[Element data from apps and pages]
——

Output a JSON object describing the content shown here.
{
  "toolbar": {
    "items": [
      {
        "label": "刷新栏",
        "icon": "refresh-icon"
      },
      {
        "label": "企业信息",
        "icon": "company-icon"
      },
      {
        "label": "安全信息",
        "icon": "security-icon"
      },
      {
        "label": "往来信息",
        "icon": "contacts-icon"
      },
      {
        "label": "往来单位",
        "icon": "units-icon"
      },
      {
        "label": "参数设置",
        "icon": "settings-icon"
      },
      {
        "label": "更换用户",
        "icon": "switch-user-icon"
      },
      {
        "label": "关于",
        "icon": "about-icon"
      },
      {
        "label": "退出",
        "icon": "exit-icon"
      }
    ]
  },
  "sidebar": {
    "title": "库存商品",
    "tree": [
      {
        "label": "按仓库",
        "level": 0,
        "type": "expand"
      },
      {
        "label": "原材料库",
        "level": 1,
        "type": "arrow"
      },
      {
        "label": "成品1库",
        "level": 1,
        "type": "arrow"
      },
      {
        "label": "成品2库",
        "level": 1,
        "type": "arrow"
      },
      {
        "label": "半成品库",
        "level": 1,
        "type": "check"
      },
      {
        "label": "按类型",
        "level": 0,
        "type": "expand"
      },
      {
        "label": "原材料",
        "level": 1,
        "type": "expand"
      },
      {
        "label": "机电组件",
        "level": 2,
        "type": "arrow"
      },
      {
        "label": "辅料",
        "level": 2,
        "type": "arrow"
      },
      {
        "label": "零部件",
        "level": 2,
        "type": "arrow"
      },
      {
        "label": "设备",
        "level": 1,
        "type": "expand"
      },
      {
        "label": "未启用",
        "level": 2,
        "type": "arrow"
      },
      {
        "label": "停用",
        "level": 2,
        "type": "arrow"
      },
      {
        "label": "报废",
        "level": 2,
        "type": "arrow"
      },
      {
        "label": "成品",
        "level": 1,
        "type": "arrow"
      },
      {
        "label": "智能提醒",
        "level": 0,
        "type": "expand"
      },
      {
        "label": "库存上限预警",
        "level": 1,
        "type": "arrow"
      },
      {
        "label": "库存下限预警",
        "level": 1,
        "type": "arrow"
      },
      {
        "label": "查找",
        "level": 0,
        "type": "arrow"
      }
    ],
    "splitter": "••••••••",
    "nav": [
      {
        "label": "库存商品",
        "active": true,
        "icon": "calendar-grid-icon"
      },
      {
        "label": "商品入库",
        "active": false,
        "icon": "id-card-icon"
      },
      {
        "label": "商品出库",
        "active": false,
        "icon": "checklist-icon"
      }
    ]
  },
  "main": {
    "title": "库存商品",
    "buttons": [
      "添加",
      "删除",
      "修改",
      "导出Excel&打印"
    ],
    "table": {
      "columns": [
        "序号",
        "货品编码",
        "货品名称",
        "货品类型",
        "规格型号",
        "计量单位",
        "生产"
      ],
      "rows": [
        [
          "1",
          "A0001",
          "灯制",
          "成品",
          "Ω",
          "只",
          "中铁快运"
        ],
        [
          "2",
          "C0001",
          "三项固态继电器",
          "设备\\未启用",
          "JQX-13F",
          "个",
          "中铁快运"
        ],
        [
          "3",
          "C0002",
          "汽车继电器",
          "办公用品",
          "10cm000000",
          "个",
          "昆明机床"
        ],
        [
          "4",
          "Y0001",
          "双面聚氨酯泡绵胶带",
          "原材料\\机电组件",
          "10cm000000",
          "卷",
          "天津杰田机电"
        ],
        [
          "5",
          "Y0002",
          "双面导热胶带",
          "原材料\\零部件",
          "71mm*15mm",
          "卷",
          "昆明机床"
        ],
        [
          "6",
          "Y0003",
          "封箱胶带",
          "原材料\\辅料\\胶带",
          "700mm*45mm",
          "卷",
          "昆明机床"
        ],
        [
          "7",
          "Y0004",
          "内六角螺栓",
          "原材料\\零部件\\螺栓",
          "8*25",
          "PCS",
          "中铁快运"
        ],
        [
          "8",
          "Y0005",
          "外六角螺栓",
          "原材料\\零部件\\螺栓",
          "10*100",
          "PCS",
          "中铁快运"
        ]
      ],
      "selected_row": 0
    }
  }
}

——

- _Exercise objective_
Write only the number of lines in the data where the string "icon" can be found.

- _Result_
12